Input data:
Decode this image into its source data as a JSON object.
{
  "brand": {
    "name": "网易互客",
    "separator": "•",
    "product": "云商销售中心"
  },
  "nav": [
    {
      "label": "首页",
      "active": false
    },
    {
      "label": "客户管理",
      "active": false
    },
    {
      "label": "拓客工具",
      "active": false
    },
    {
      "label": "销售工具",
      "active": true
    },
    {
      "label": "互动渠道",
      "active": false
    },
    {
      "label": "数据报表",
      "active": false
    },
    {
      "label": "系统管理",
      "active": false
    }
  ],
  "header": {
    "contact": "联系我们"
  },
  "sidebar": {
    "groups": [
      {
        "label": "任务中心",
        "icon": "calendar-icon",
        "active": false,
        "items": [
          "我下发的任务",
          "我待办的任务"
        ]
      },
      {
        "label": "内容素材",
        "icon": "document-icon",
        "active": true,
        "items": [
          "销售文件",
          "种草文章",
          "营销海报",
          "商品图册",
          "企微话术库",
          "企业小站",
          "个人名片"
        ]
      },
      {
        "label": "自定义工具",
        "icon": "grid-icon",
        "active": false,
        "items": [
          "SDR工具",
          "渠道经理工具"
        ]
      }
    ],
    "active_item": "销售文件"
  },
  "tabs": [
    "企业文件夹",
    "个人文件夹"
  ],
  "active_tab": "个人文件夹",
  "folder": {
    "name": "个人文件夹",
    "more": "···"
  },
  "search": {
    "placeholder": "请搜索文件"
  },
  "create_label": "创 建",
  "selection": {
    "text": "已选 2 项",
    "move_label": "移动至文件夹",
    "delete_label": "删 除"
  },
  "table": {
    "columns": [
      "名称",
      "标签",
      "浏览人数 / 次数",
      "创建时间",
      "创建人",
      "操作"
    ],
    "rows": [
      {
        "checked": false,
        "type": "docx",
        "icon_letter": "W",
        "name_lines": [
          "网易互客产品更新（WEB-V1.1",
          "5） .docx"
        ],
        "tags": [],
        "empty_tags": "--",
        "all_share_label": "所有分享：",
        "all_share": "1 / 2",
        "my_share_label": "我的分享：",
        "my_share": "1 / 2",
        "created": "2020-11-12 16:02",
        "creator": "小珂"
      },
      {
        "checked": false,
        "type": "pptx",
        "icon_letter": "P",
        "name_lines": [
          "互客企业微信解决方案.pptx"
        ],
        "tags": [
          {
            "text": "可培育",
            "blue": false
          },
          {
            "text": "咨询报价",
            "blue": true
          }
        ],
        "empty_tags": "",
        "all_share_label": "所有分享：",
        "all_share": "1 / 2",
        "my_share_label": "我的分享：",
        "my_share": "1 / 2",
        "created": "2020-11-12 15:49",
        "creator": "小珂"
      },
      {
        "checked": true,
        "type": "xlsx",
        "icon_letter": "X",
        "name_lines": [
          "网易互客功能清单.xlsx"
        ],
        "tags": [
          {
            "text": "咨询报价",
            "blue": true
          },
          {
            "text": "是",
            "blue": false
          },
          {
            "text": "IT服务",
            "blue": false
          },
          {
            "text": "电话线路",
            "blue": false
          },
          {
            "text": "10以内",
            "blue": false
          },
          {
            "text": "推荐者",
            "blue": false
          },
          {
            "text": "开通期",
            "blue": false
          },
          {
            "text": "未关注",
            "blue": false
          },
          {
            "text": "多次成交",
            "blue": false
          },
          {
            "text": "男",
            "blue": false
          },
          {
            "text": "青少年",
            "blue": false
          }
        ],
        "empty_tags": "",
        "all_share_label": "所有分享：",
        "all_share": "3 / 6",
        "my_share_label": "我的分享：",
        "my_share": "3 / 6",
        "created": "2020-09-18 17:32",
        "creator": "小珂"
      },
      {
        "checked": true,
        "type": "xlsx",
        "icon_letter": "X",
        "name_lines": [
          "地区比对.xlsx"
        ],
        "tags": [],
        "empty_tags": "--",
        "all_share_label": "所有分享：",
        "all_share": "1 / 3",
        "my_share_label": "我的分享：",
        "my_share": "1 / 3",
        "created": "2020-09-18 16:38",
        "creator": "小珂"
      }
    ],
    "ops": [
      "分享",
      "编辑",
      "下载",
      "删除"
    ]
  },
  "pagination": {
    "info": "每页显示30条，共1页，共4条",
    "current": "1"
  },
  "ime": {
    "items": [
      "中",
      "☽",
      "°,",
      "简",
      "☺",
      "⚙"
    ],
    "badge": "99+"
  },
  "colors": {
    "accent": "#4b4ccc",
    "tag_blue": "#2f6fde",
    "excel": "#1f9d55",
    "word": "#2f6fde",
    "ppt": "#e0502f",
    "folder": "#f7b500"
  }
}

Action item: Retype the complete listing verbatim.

Completed task:
Decode this image into its source data as a JSON object.
{
  "brand": {
    "name": "网易互客",
    "separator": "•",
    "product": "云商销售中心"
  },
  "nav": [
    {
      "label": "首页",
      "active": false
    },
    {
      "label": "客户管理",
      "active": false
    },
    {
      "label": "拓客工具",
      "active": false
    },
    {
      "label": "销售工具",
      "active": true
    },
    {
      "label": "互动渠道",
      "active": false
    },
    {
      "label": "数据报表",
      "active": false
    },
    {
      "label": "系统管理",
      "active": false
    }
  ],
  "header": {
    "contact": "联系我们"
  },
  "sidebar": {
    "groups": [
      {
        "label": "任务中心",
        "icon": "calendar-icon",
        "active": false,
        "items": [
          "我下发的任务",
          "我待办的任务"
        ]
      },
      {
        "label": "内容素材",
        "icon": "document-icon",
        "active": true,
        "items": [
          "销售文件",
          "种草文章",
          "营销海报",
          "商品图册",
          "企微话术库",
          "企业小站",
          "个人名片"
        ]
      },
      {
        "label": "自定义工具",
        "icon": "grid-icon",
        "active": false,
        "items": [
          "SDR工具",
          "渠道经理工具"
        ]
      }
    ],
    "active_item": "销售文件"
  },
  "tabs": [
    "企业文件夹",
    "个人文件夹"
  ],
  "active_tab": "个人文件夹",
  "folder": {
    "name": "个人文件夹",
    "more": "···"
  },
  "search": {
    "placeholder": "请搜索文件"
  },
  "create_label": "创 建",
  "selection": {
    "text": "已选 2 项",
    "move_label": "移动至文件夹",
    "delete_label": "删 除"
  },
  "table": {
    "columns": [
      "名称",
      "标签",
      "浏览人数 / 次数",
      "创建时间",
      "创建人",
      "操作"
    ],
    "rows": [
      {
        "checked": false,
        "type": "docx",
        "icon_letter": "W",
        "name_lines": [
          "网易互客产品更新（WEB-V1.1",
          "5） .docx"
        ],
        "tags": [],
        "empty_tags": "--",
        "all_share_label": "所有分享：",
        "all_share": "1 / 2",
        "my_share_label": "我的分享：",
        "my_share": "1 / 2",
        "created": "2020-11-12 16:02",
        "creator": "小珂"
      },
      {
        "checked": false,
        "type": "pptx",
        "icon_letter": "P",
        "name_lines": [
          "互客企业微信解决方案.pptx"
        ],
        "tags": [
          {
            "text": "可培育",
            "blue": false
          },
          {
            "text": "咨询报价",
            "blue": true
          }
        ],
        "empty_tags": "",
        "all_share_label": "所有分享：",
        "all_share": "1 / 2",
        "my_share_label": "我的分享：",
        "my_share": "1 / 2",
        "created": "2020-11-12 15:49",
        "creator": "小珂"
      },
      {
        "checked": true,
        "type": "xlsx",
        "icon_letter": "X",
        "name_lines": [
          "网易互客功能清单.xlsx"
        ],
        "tags": [
          {
            "text": "咨询报价",
            "blue": true
          },
          {
            "text": "是",
            "blue": false
          },
          {
            "text": "IT服务",
            "blue": false
          },
          {
            "text": "电话线路",
            "blue": false
          },
          {
            "text": "10以内",
            "blue": false
          },
          {
            "text": "推荐者",
            "blue": false
          },
          {
            "text": "开通期",
            "blue": false
          },
          {
            "text": "未关注",
            "blue": false
          },
          {
            "text": "多次成交",
            "blue": false
          },
          {
            "text": "男",
            "blue": false
          },
          {
            "text": "青少年",
            "blue": false
          }
        ],
        "empty_tags": "",
        "all_share_label": "所有分享：",
        "all_share": "3 / 6",
        "my_share_label": "我的分享：",
        "my_share": "3 / 6",
        "created": "2020-09-18 17:32",
        "creator": "小珂"
      },
      {
        "checked": true,
        "type": "xlsx",
        "icon_letter": "X",
        "name_lines": [
          "地区比对.xlsx"
        ],
        "tags": [],
        "empty_tags": "--",
        "all_share_label": "所有分享：",
        "all_share": "1 / 3",
        "my_share_label": "我的分享：",
        "my_share": "1 / 3",
        "created": "2020-09-18 16:38",
        "creator": "小珂"
      }
    ],
    "ops": [
      "分享",
      "编辑",
      "下载",
      "删除"
    ]
  },
  "pagination": {
    "info": "每页显示30条，共1页，共4条",
    "current": "1"
  },
  "ime": {
    "items": [
      "中",
      "☽",
      "°,",
      "简",
      "☺",
      "⚙"
    ],
    "badge": "99+"
  },
  "colors": {
    "accent": "#4b4ccc",
    "tag_blue": "#2f6fde",
    "excel": "#1f9d55",
    "word": "#2f6fde",
    "ppt": "#e0502f",
    "folder": "#f7b500"
  }
}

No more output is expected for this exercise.